▶ **MATERIAL SHOWN**:
== Segment start ==

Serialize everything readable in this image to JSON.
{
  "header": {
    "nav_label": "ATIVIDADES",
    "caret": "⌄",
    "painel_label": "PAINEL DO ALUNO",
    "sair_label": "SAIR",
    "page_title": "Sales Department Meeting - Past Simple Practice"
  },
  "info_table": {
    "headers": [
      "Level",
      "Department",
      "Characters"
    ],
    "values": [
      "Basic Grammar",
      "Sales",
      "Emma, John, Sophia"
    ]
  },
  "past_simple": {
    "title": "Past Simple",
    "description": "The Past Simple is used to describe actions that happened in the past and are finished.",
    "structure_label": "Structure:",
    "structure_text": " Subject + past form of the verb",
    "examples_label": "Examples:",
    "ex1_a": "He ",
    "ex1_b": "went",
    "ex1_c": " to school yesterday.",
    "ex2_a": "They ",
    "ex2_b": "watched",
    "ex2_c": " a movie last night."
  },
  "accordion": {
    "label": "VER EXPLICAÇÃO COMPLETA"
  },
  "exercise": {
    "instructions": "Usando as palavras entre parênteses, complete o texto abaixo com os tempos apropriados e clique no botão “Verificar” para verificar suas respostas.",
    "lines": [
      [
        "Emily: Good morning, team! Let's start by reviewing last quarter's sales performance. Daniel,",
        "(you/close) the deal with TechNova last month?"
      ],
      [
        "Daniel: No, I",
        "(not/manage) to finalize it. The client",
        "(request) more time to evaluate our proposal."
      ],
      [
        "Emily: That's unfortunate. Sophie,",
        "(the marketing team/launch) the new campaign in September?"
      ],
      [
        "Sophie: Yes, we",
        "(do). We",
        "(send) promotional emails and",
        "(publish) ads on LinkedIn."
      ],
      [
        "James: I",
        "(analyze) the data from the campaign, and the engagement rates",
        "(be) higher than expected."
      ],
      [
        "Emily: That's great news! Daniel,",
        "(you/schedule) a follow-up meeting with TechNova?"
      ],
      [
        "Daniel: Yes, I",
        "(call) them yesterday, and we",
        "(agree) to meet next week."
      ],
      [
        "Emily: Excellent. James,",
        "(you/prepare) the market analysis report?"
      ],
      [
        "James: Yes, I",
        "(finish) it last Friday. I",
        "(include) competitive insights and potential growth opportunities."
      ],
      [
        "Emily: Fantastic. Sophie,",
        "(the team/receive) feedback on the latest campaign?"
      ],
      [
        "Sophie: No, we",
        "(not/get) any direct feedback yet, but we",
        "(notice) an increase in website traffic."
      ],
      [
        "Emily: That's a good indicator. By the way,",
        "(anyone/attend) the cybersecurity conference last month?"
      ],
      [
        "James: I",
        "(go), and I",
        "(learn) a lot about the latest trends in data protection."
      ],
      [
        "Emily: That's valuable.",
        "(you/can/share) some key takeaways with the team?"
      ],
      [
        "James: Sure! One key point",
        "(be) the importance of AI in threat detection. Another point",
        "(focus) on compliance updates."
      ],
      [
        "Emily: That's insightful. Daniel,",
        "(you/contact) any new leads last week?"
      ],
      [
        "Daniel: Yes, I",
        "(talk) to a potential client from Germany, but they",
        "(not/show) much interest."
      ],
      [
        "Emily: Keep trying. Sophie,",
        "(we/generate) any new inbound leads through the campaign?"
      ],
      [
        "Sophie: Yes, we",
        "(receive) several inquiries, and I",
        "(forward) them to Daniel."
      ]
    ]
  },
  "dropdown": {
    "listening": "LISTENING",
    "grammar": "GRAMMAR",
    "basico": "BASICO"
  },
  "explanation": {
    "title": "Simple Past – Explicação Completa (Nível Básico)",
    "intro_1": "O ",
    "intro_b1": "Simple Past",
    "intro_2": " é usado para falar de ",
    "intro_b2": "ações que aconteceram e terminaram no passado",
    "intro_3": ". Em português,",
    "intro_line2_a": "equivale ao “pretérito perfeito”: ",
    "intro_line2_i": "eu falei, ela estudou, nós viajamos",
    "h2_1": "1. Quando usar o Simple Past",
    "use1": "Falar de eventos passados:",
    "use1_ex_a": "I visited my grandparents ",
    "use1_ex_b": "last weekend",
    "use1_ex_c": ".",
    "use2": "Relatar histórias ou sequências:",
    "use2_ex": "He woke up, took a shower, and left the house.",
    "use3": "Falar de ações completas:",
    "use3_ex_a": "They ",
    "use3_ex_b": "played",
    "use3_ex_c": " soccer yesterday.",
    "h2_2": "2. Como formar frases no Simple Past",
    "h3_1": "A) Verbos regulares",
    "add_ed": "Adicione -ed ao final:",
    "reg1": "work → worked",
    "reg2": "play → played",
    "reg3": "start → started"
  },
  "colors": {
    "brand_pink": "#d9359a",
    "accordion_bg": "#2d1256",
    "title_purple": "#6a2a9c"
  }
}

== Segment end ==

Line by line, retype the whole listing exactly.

Serialize everything readable in this image to JSON.
{
  "header": {
    "nav_label": "ATIVIDADES",
    "caret": "⌄",
    "painel_label": "PAINEL DO ALUNO",
    "sair_label": "SAIR",
    "page_title": "Sales Department Meeting - Past Simple Practice"
  },
  "info_table": {
    "headers": [
      "Level",
      "Department",
      "Characters"
    ],
    "values": [
      "Basic Grammar",
      "Sales",
      "Emma, John, Sophia"
    ]
  },
  "past_simple": {
    "title": "Past Simple",
    "description": "The Past Simple is used to describe actions that happened in the past and are finished.",
    "structure_label": "Structure:",
    "structure_text": " Subject + past form of the verb",
    "examples_label": "Examples:",
    "ex1_a": "He ",
    "ex1_b": "went",
    "ex1_c": " to school yesterday.",
    "ex2_a": "They ",
    "ex2_b": "watched",
    "ex2_c": " a movie last night."
  },
  "accordion": {
    "label": "VER EXPLICAÇÃO COMPLETA"
  },
  "exercise": {
    "instructions": "Usando as palavras entre parênteses, complete o texto abaixo com os tempos apropriados e clique no botão “Verificar” para verificar suas respostas.",
    "lines": [
      [
        "Emily: Good morning, team! Let's start by reviewing last quarter's sales performance. Daniel,",
        "(you/close) the deal with TechNova last month?"
      ],
      [
        "Daniel: No, I",
        "(not/manage) to finalize it. The client",
        "(request) more time to evaluate our proposal."
      ],
      [
        "Emily: That's unfortunate. Sophie,",
        "(the marketing team/launch) the new campaign in September?"
      ],
      [
        "Sophie: Yes, we",
        "(do). We",
        "(send) promotional emails and",
        "(publish) ads on LinkedIn."
      ],
      [
        "James: I",
        "(analyze) the data from the campaign, and the engagement rates",
        "(be) higher than expected."
      ],
      [
        "Emily: That's great news! Daniel,",
        "(you/schedule) a follow-up meeting with TechNova?"
      ],
      [
        "Daniel: Yes, I",
        "(call) them yesterday, and we",
        "(agree) to meet next week."
      ],
      [
        "Emily: Excellent. James,",
        "(you/prepare) the market analysis report?"
      ],
      [
        "James: Yes, I",
        "(finish) it last Friday. I",
        "(include) competitive insights and potential growth opportunities."
      ],
      [
        "Emily: Fantastic. Sophie,",
        "(the team/receive) feedback on the latest campaign?"
      ],
      [
        "Sophie: No, we",
        "(not/get) any direct feedback yet, but we",
        "(notice) an increase in website traffic."
      ],
      [
        "Emily: That's a good indicator. By the way,",
        "(anyone/attend) the cybersecurity conference last month?"
      ],
      [
        "James: I",
        "(go), and I",
        "(learn) a lot about the latest trends in data protection."
      ],
      [
        "Emily: That's valuable.",
        "(you/can/share) some key takeaways with the team?"
      ],
      [
        "James: Sure! One key point",
        "(be) the importance of AI in threat detection. Another point",
        "(focus) on compliance updates."
      ],
      [
        "Emily: That's insightful. Daniel,",
        "(you/contact) any new leads last week?"
      ],
      [
        "Daniel: Yes, I",
        "(talk) to a potential client from Germany, but they",
        "(not/show) much interest."
      ],
      [
        "Emily: Keep trying. Sophie,",
        "(we/generate) any new inbound leads through the campaign?"
      ],
      [
        "Sophie: Yes, we",
        "(receive) several inquiries, and I",
        "(forward) them to Daniel."
      ]
    ]
  },
  "dropdown": {
    "listening": "LISTENING",
    "grammar": "GRAMMAR",
    "basico": "BASICO"
  },
  "explanation": {
    "title": "Simple Past – Explicação Completa (Nível Básico)",
    "intro_1": "O ",
    "intro_b1": "Simple Past",
    "intro_2": " é usado para falar de ",
    "intro_b2": "ações que aconteceram e terminaram no passado",
    "intro_3": ". Em português,",
    "intro_line2_a": "equivale ao “pretérito perfeito”: ",
    "intro_line2_i": "eu falei, ela estudou, nós viajamos",
    "h2_1": "1. Quando usar o Simple Past",
    "use1": "Falar de eventos passados:",
    "use1_ex_a": "I visited my grandparents ",
    "use1_ex_b": "last weekend",
    "use1_ex_c": ".",
    "use2": "Relatar histórias ou sequências:",
    "use2_ex": "He woke up, took a shower, and left the house.",
    "use3": "Falar de ações completas:",
    "use3_ex_a": "They ",
    "use3_ex_b": "played",
    "use3_ex_c": " soccer yesterday.",
    "h2_2": "2. Como formar frases no Simple Past",
    "h3_1": "A) Verbos regulares",
    "add_ed": "Adicione -ed ao final:",
    "reg1": "work → worked",
    "reg2": "play → played",
    "reg3": "start → started"
  },
  "colors": {
    "brand_pink": "#d9359a",
    "accordion_bg": "#2d1256",
    "title_purple": "#6a2a9c"
  }
}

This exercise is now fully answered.